Two of the essays investigate the relationship between the architecture of an existing museum and that of its extension: between historical pre-existence and new architecture that is functionally and figuratively connected to the existing. In the first essay Federico De Matteis reflects on the concept of extension understood not as “the mere addition of spaces to a pre-existing building, but the accommodation of the multiple forms of expression of contemporary art”, “a widening of the role of the museum as a building in contemporary society, and secondly the exponential growth of the aesthetic spectrum during the development of twentieth-century art”. He bases his essay on two museum extension projects by Christ & Gantenbein – their new building for the Basel Art Museum and the new wing of the Zurich National Museum – in which, despite their different appearance, functional programme, and size, both buildings interpret these cultural changes in their architectural structure and in the quality of the exhibition spaces created.

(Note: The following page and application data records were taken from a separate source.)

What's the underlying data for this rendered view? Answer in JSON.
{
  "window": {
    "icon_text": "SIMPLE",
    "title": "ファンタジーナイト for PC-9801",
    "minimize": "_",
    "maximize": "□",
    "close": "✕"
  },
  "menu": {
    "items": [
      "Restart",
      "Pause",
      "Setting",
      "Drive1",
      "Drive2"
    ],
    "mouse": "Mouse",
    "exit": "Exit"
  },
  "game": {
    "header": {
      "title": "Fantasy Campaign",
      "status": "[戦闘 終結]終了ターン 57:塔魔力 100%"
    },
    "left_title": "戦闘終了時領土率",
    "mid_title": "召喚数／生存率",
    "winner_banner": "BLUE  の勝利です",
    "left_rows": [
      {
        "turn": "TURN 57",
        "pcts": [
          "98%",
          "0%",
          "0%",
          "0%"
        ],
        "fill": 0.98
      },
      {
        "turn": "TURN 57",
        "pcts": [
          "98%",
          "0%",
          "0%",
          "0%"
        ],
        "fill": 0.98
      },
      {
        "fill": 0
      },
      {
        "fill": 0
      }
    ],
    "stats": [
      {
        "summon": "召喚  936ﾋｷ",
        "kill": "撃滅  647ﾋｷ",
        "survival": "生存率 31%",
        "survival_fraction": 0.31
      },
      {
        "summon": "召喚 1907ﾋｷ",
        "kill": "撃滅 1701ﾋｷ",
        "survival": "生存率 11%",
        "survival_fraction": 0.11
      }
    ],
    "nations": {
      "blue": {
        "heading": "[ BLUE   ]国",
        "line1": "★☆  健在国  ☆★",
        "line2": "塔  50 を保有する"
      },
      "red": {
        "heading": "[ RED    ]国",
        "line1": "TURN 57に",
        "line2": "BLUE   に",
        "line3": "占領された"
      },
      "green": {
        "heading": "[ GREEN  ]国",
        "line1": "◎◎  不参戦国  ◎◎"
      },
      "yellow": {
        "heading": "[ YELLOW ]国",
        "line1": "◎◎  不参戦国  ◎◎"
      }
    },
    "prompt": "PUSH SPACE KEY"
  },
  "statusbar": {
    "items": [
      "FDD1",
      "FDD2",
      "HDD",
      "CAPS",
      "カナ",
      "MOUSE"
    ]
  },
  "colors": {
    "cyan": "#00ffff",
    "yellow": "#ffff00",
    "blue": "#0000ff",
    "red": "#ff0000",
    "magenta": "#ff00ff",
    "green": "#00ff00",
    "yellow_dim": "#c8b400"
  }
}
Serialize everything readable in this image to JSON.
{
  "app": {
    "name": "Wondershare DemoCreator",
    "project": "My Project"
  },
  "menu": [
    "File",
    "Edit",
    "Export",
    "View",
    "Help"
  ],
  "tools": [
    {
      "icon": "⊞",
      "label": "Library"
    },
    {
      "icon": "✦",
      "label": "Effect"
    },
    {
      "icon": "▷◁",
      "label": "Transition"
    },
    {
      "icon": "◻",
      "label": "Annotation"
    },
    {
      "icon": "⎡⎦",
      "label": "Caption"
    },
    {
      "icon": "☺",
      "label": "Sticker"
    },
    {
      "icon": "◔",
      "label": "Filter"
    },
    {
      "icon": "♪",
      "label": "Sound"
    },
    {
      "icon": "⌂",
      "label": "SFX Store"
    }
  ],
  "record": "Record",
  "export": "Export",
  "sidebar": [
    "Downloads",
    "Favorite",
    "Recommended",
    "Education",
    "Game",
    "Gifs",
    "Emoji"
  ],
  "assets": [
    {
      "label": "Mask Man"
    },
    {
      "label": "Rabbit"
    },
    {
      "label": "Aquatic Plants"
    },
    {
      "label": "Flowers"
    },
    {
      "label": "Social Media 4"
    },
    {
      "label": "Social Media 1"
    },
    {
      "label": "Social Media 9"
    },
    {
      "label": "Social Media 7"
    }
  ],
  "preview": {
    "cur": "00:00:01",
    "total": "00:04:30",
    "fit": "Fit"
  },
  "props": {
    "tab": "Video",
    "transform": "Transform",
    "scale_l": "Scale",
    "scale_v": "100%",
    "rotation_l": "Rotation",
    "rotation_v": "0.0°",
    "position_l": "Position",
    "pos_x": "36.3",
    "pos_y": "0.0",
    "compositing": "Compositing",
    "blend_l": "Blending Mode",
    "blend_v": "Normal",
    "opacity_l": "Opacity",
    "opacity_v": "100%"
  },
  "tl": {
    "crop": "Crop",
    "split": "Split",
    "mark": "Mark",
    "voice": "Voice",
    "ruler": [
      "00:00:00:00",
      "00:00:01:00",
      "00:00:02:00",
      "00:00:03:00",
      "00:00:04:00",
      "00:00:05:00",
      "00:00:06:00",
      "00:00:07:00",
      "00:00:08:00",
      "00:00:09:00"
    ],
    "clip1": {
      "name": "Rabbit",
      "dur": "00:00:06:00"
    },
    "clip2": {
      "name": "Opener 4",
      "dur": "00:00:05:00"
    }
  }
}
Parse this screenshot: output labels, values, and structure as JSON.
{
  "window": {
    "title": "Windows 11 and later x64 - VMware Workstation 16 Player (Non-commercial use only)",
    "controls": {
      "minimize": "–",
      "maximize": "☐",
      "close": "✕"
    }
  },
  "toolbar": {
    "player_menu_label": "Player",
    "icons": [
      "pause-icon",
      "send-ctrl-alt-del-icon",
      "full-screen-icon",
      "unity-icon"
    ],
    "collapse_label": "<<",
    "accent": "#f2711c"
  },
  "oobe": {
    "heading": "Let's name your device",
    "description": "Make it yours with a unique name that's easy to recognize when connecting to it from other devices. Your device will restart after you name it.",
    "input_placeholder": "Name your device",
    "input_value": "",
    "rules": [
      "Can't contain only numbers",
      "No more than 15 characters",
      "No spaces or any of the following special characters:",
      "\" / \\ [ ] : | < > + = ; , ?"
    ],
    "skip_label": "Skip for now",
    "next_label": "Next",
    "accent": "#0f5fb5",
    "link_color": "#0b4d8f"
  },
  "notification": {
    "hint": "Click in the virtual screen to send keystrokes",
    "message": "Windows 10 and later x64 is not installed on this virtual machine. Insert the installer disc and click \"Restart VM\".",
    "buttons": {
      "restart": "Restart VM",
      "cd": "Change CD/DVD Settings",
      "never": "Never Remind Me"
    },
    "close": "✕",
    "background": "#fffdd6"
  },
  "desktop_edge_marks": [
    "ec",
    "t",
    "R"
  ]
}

In the second essay Gennaro Di Costanzo takes as his pretext Luigi Cosenza’s extension to the National Gallery of Modern Art in Rome in which, far from monumental ambitions, the conception of a museum becomes a fertile premise for the realisation of a new idea of a museum – Cosenza defines it as a museum without a monument – where typological innovation articulates a spatial sequence that finds in repetition and variation the formal themes with which to construct a “temporal figuration”: a “classic” museum in the sense given to the term by Cacciari and referred to what is currently not the fashion.
Finally, a reflection by Federica Visconti on what the museum can be today. Beginning from Kahn’s idea of a museum-as-depository that he developed in several projects (his two buildings at New Haven for Yale University and, chronologically between his Yale Art Gallery and the Yale Center for British Art, the Kimbell Art Museum in Fort Worth, Texas) and that remained incomplete, Visconti uses his ‘interrupted’ idea of the museum as storage/casket to arrive at a further refinement, offered by the interpretation of Maurizio Ferraris, of storage as a device for memorising and recording large quantities of information in digital format, but still going back to the English meaning of the word, which once again is synonymous with conservation and memory.
Those who keep track of the magazine will know the commitment and attention it gives to the teaching of architectural design. In the vast literature on the architecture of the museum, which is a classic theme for the learning of design culture because of its wealth of meanings and the vast number of historical examples, the interpretation of Giulio Carlo Argan – the Museum as School2 has always seemed to me the most interesting. So we hope that yet another contribution made by our magazine, which with this issue reaches the goal of no. 50, may serve as a stimulus by opening up new experiences and new architectural experimentations.

1 The two terms cited are a reference to a text by Renato Barilli entitled Tra presenza e assenza. Due ipotesi per l’età postmoderna (Bompiani 1974) in which he anticipates many of the characteristics and contradictions of the present time.
2 Giulio Carlo Argan, Il Museo come Scuola, in “Comunità”, no. 3, 1949, pp. 64-66. On the educational function of museums in Argan’s thought, see Carlo De Carli, Argan: L’arte di educare, in Rileggere Argan. L’uomo. Lo storico dell’arte. Il didatta. Il politico, Moretti & Vitali, Bergamo 2003, pp. 94-110. On the different roles and historical meanings of the museum, see the monographic issues of the magazines “Hinterland” (no. 4/1978, Per un museo metropolitano; no. 21-22/1982, La diffusione museale) and “Zodiac” (no. 6/1988 dedicated to the museum) in particular the essays by Guido Canella, Inventio translatio depositio (Hinterland no. 4, op.cit., pp. 17-29), Memorie di funzione e frammenti di rappresentazione (Hinterland 21-22, op.cit., pp. 2-3), Su certe devianze dell’archetipo museale (Zodiac, op.cit., pp. 4-11).